Her colleagues greeted the idea with applause. Then she sprang a surprise on them: Two lab technicians waited in the audience to administer drug tests to every state lawmaker. We should set the example, she said.
They nearly trampled one another in the stampede to the door, Del Rincon recalled.
Del Rincon wasn't all that shocked. She was born and bred here in the Pacific Coast state of Sinaloa, home of the drug racket's top leaders, its most talented impresarios and some of its dirtiest government and police officials.
Swaths of Sinaloa periodically become no-go zones for outsiders; the central government abdicated control long ago. By one estimate, 32 towns are run by gangsters.

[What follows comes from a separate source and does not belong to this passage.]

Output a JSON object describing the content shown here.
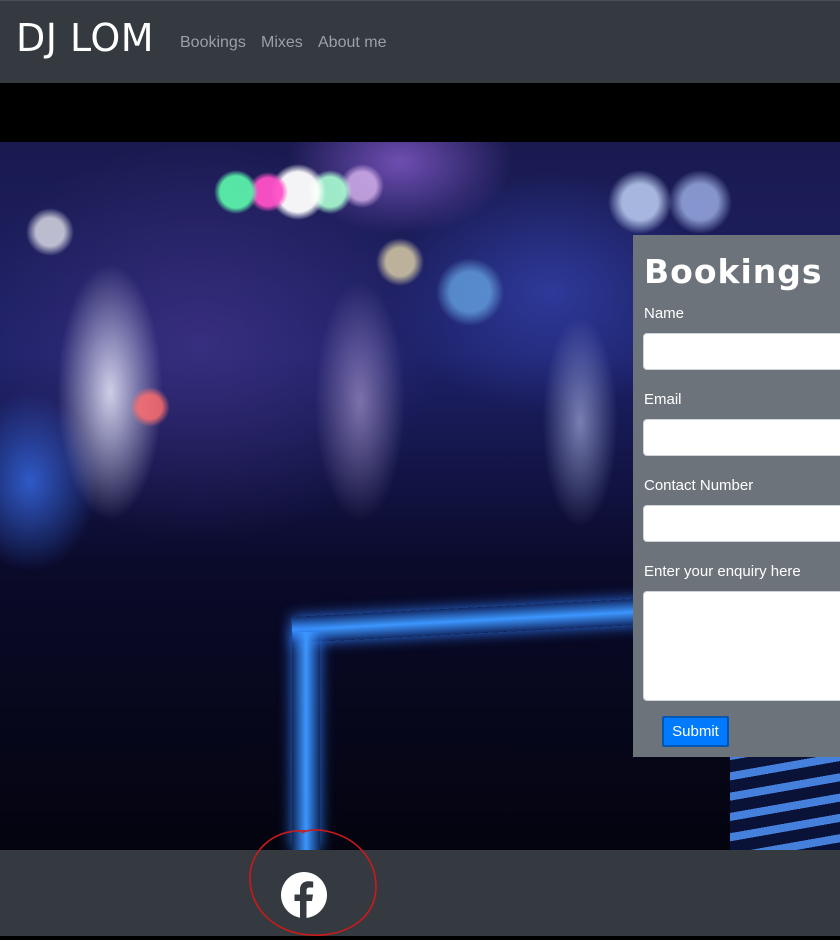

In Culiacan, the capital, casinos outnumber libraries, and dealerships for yachts and Hummers cater to the inexplicably wealthy.
This is where narco folklore started, with songs and icons that pay homage to gangsters, and where children want to grow up to be traffickers. How Sinaloa confronts its own divided soul offers insight on where the drug war may be going for Mexico, where more than 5,000 people have been killed in drug-related violence this year.
"The monster has lost all proportion," said Del Rincon, who is a member of the conservative National Action Party.
A spunky woman with large eyes and hands that seem to be in constant motion, Del Rincon scans other tables at cafes where she meets people, making sure she knows who is within earshot; she lowers her voice when she names names. Her husband and closest confidant keeps tabs on her whereabouts throughout each day.
Such are the risks of speaking out.
"The narcos have networks meshed into the fabric of business, culture, politics -- every corner of life."
Poppies and marijuana have been cultivated in the mountains of Sinaloa since the late 19th century. For decades, Mexican farmers harvested the crops, and entire dynasties of families dedicated themselves to the trade.
Except for one brutal crackdown in the 1970s, successive governments accommodated the drug trade, even as Mexico became a staging ground for Colombian cocaine headed to its biggest market, the United States.
Back then, one party ruled Mexico. The Institutional Revolutionary Party, or PRI, controlled everything from the smallest of peasant groups to the presidency.
"The state was the referee, and it imposed the rules of the game on the traffickers," Sinaloa-born historian Luis Astorga said. "The world of the politicians and the world of the traffickers contained and protected each other simultaneously."
Slowly, the monopoly started to crack. Parties other than the PRI began to win elections, here and across the nation. Different faces joined regional legislatures, while the PRI struggled to hold on. Del Rincon's PAN won the mayoralty of Culiacan and other posts across Sinaloa.
Finally, the PRI lost the presidency in 2000.
Political pluralism in Mexico may have made room for more firebrands like Del Rincon, but it also fed a free-for-all among trafficking gangs, which began to splinter and compete.